§ **RECORDS FOR THIS TASK**
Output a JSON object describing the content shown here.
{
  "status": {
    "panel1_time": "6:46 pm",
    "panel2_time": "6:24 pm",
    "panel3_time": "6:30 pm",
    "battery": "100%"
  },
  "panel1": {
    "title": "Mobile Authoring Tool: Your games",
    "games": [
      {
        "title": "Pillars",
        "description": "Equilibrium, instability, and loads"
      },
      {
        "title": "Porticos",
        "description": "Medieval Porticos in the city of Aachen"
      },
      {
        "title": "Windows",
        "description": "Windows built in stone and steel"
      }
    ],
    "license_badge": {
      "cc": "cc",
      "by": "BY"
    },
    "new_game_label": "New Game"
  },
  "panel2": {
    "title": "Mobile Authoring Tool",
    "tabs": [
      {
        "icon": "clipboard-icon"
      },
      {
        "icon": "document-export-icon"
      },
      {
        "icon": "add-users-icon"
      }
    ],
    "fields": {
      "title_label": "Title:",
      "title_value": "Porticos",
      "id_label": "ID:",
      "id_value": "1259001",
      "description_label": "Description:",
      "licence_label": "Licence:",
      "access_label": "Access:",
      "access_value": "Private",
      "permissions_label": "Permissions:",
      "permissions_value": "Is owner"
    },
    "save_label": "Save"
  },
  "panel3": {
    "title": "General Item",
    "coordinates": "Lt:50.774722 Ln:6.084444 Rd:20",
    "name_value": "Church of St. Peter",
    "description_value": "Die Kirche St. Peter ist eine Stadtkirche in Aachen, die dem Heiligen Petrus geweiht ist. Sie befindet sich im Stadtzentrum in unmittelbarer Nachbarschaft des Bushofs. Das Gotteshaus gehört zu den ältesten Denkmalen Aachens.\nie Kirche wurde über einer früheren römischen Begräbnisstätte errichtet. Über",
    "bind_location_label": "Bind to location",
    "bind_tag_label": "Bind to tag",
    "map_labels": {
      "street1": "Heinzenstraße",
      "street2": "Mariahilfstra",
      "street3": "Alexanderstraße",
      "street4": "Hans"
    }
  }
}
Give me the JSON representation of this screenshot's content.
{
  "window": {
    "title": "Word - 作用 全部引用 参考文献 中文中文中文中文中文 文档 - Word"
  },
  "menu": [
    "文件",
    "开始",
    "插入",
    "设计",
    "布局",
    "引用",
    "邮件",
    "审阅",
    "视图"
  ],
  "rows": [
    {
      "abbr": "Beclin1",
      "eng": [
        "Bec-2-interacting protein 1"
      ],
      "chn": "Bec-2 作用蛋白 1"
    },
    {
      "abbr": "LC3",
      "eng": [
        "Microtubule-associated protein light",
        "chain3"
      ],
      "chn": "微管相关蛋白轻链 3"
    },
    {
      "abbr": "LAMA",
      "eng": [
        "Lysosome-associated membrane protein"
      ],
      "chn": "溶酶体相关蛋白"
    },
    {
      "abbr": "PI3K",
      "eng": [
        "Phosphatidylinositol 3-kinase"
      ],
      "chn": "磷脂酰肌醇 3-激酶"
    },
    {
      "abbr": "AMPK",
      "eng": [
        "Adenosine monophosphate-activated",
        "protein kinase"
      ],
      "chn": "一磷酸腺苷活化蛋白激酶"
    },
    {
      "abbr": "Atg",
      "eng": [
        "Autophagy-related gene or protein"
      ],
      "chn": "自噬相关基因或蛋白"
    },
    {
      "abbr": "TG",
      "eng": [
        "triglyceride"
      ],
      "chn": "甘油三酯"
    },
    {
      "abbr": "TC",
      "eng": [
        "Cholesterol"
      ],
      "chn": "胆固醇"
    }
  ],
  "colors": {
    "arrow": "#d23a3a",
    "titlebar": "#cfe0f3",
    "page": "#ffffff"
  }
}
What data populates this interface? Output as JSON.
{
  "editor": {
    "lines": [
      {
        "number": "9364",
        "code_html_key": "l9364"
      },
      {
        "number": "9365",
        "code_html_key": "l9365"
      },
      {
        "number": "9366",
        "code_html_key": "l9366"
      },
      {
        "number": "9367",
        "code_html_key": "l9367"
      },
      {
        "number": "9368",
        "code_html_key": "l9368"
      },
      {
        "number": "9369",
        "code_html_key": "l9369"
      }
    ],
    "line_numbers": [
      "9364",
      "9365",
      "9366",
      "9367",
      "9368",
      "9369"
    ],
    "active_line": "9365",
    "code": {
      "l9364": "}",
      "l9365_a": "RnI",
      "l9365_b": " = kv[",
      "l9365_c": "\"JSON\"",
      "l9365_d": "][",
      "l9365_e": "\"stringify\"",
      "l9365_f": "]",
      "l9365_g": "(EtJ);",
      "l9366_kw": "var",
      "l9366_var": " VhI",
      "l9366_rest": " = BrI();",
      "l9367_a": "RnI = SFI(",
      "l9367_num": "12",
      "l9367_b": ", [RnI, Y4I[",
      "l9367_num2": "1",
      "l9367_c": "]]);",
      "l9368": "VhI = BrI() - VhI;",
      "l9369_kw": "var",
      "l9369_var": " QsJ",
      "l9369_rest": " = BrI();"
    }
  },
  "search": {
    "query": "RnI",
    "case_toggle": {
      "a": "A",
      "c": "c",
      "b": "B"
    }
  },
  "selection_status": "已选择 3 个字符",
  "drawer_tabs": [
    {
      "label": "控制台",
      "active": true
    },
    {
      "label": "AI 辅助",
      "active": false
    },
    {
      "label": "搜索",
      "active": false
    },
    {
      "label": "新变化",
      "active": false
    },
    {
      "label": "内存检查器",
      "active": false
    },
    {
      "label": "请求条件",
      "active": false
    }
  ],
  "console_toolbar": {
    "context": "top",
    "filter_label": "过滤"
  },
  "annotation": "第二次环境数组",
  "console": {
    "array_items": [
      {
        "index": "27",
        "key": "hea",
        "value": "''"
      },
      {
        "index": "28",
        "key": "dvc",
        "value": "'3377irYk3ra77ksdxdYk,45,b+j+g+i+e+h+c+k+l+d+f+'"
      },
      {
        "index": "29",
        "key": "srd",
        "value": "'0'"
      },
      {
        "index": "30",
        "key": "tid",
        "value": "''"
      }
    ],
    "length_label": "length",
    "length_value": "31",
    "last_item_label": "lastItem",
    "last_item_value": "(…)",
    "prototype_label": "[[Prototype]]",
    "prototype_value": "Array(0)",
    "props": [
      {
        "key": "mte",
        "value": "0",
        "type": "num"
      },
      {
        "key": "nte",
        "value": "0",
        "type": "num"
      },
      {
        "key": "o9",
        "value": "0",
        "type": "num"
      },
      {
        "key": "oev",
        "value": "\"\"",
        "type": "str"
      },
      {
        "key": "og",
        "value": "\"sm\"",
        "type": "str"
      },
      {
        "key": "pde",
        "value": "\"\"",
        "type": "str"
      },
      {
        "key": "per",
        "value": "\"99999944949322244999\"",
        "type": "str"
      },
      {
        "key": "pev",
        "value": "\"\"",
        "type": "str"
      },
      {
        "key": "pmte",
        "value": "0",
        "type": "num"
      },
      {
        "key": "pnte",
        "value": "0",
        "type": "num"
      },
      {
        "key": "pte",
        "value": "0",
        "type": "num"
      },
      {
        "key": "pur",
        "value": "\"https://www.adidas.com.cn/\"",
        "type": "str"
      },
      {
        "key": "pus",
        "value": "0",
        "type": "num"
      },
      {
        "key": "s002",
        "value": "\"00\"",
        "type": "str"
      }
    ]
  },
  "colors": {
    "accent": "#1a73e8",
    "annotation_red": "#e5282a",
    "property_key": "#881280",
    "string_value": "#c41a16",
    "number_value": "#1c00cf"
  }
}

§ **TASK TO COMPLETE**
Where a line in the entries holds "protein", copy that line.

§ **EXERCISE RESPONSE**
        "Bec-2-interacting protein 1"
        "Microtubule-associated protein light",
        "Lysosome-associated membrane protein"
        "protein kinase"
        "Autophagy-related gene or protein"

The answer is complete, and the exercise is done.